Some of America's highest authorities on English usage suggest that you use italics when you're referring to a word as a word, but quote marks are still acceptable and are often used for this purpose.
Thank you so much; I was going to rewrite my question after Mr.Micauber said some part of my post is inscrutable. But you caught all the exact points I want to know and added detailed about the question through your 2 answers. I feel so thankful again; feeling the same as my previous question.

Could I ask one more question?

1. you used 'i.e' in "i.e. you're not talking about the act of writing, you're talking about 'wrote' being a verb".

2. What is the difference between e.g and i.e ?

and what is cf <=?? (that is probably similar to e.g; but I don't know exactly what it is)
Students: We have free audio pronunciation exercises.
i.e. is an abbreviation of the Latin phrase id est. It means 'that is'. You use it before rearticulating a statement that you just made. 'In other words' is another way of saying 'i.e.'

e.g. is an abbreviation of the Latin phrase exempli gratia. It means 'for example'. You use it before providing an example or examples that illustrate the statement you just made.

cf. is an abbreviation of the Latin word confer. It means 'compare with'. You use it to draw the reader's attention to a related concept or to another passage of your document where you've discussed a similar or contrasting subject.
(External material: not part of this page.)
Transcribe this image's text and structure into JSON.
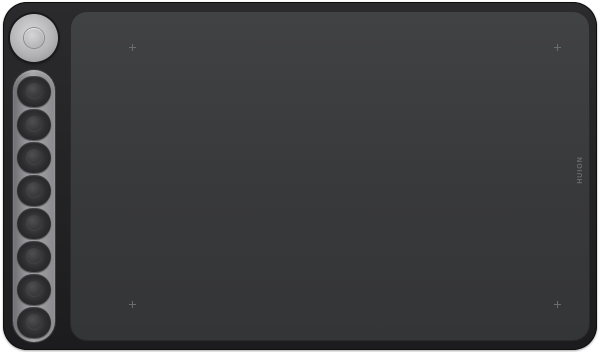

I'm glad you've found my answers helpful. I'm about to start studying to become a teacher of English as a second language. Writing, which is what I do, doesn't pay enough.

I like answering questions for which the answers are not immediately obvious. And it is always nice when a poster is polite and shows their appreciation for answers received.